Well, hello there, boys and girls. It's me, your vet on the edge.
This post is just a little update, not a story, because lately, I've been toeing a different edge entirely than my usual ones. I don't know what I was thinking, but I decided to get a bad case of the flu. Maybe I was getting bored, or I just didn't have enough to do for a week or so. Possibly I was in danger of not spending more money than I make this month. Or it could be that I needed a new hobby, and vomiting into a shopping bag while at the same time having cardiac arrythmias seemed like just the challenge I was looking for? It's hard to say. However, regardless of the incentive, I did in fact end up with an extra bill, a change of routine (tracking my ever-rising body temp, aching, and getting up every one minute to go to the bathroom), and a new appreciation for why people actually die of the flu. (Did I get my flu shot this year? Why no; no, I didn't. Why do you ask?)
At the hospital they always ask you at check-in how you're feeling. They show you the little pain faces and ask you to pick one to describe your level of pain. I picked 5: not so hot, but not like you're having one of your limbs gnawed off by a rabid coyote. But then I had a disturbing thought: This is pain reporting from the self-same person who showed up at the hospital after having raging appendicitis for three days. That pretty much felt like someone had stabbed a 10-inch long, white-hot knife into my lower right abdomen and started stirring my guts around. But did I go to the hospital? No. Instead I thought: I'll be better tomorrow, and then went to the bathroom bent over at a 90-degree angle, projectile vomited some more, and shuffled back to bed bent over in the same 90-degree angle.
For three days.
The PA I saw for that (once I finally DID turn up at the hospital) said to me, "No one moseys in to the hospital after three days of appendicitis. NO ONE. You're what we like to call 'stoic'." He said this in tones that made it sound like the worst insult imaginable.
In view of this recollection, I thought: maybe my pain perception isn't quite standard. I'd better be more descriptive next time. So when the nurse asked me how I was feeling, I told her, "My spine is a steel chain heated to incandescence." The nurse started lauging.
Hm. Maybe that was a little too desciptive.
"I'm sorry," she gasped after a minute. "I know it's not funny that you feel that miserable. It's just a really good description."

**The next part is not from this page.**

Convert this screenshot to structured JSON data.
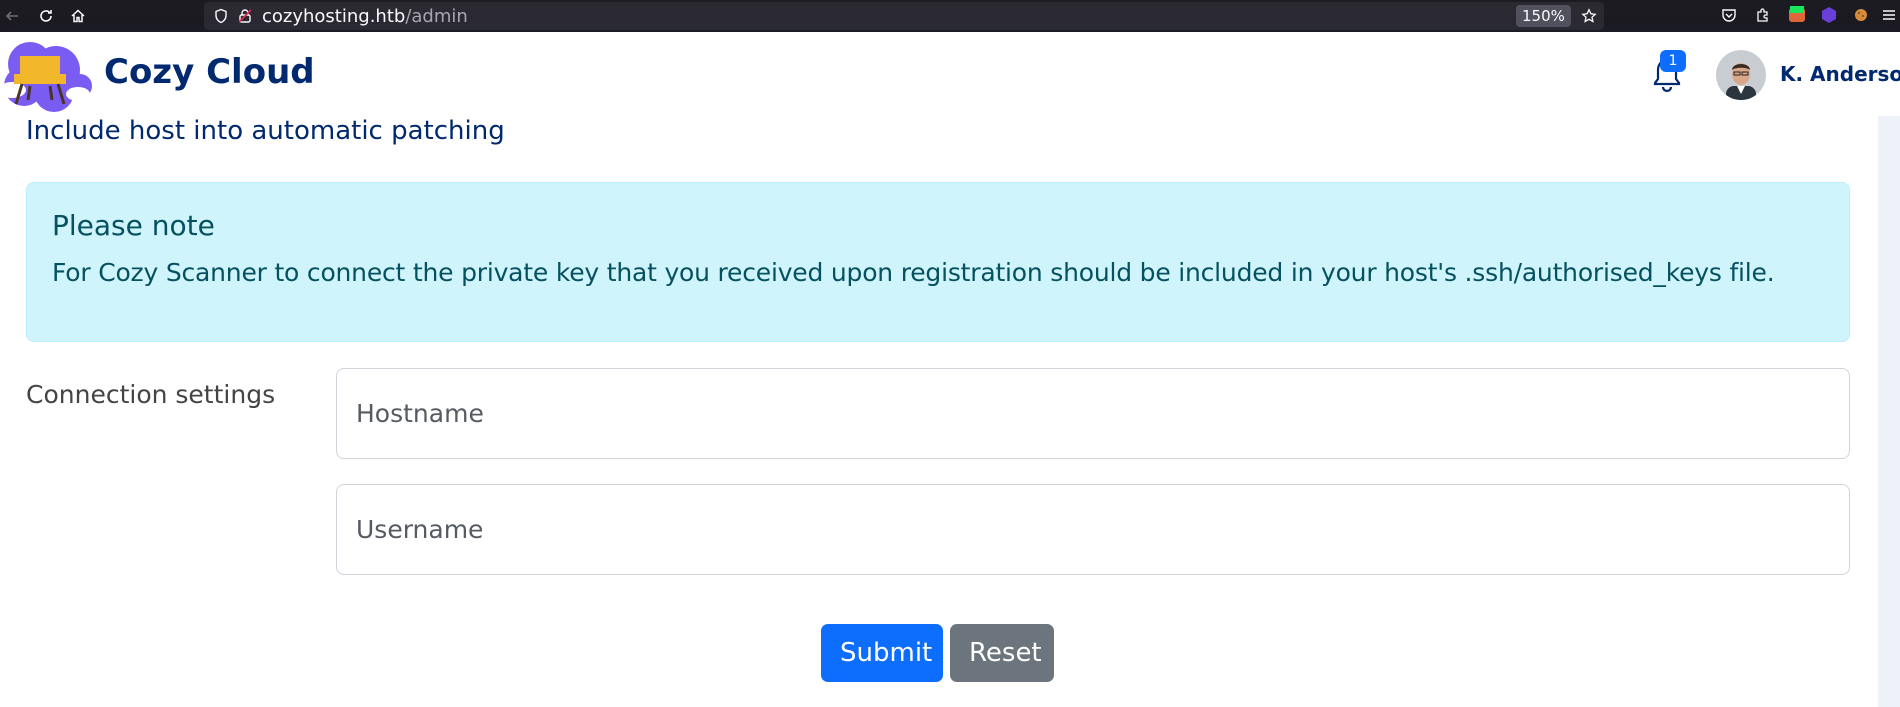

Well, okay. At least they know that for me "five" isn't the same level of pain as (for instance) finding out that you've already seen this movie you just rented and now you're kind of bored, plus a little annoyed you paid $3.00 for the rental.
It's all been rather exciting, what with the trips to the hospital and the collapsing at the release desk and the wheelchairs and IV fluids and all that. I will mention that Tamiflu is worth its weight in gold (and evidently that's what it's made of, based on the cost.) IV fluids are also my friend, but for some reason it is the apple juice which finally made me feel like I was catching up on the hydration. Go figure. (Okay, who else now has an annoying apple juice jingle bouncing through their head? Anyone? Show of hands.)
The really really most excellent thing about this, however, has been having it borne in on me, yet again, how lucky, lucky, lucky I am in my friends. They are the coolest people EVER. I don't have help on a day-to-day basis, but that's generally just fine. Typically I can manage without any extra hands. Not this time. But all I had to do was ask, and they jumped right up and stepped in to take care of me. And as it turns out, there were others - quite a few others, actually - who volunteered to do the same.
So, thanks, guys, for bailling me out (or being willing to) when I crashed. You know who you are. I won't forget it.
Meanwhile I can stand up for a really long time now - minutes on end, I tell you! - And I no longer have a fever.
Funniest commentary on that:
Me: My temp went up to 102.3.
Me: hee hee hee hee hee!
Moreover, I am nearly 100% capable of walking without falling down, and my equilibrium trouble has downgraded from Tilt-a-Whirl to just Tilt. Having just had pneumonia in January, you'd think all the practice I got coughing would have produced something more impressive on this go-round, but you'd be wrong. It's not a bad cough, really, but nothing like as spectacular as the January version. But alas, we can't have everything.
So, thanks to my friends who came and rescued me, and thanks to the others who would have done the same. Oh, and thanks to apple juice and graham crackers and the wonders of modern medicine and tamiflu and IV fluids, and that nurse who hit my roly little dehydrated vein on the first stick: I feel better now.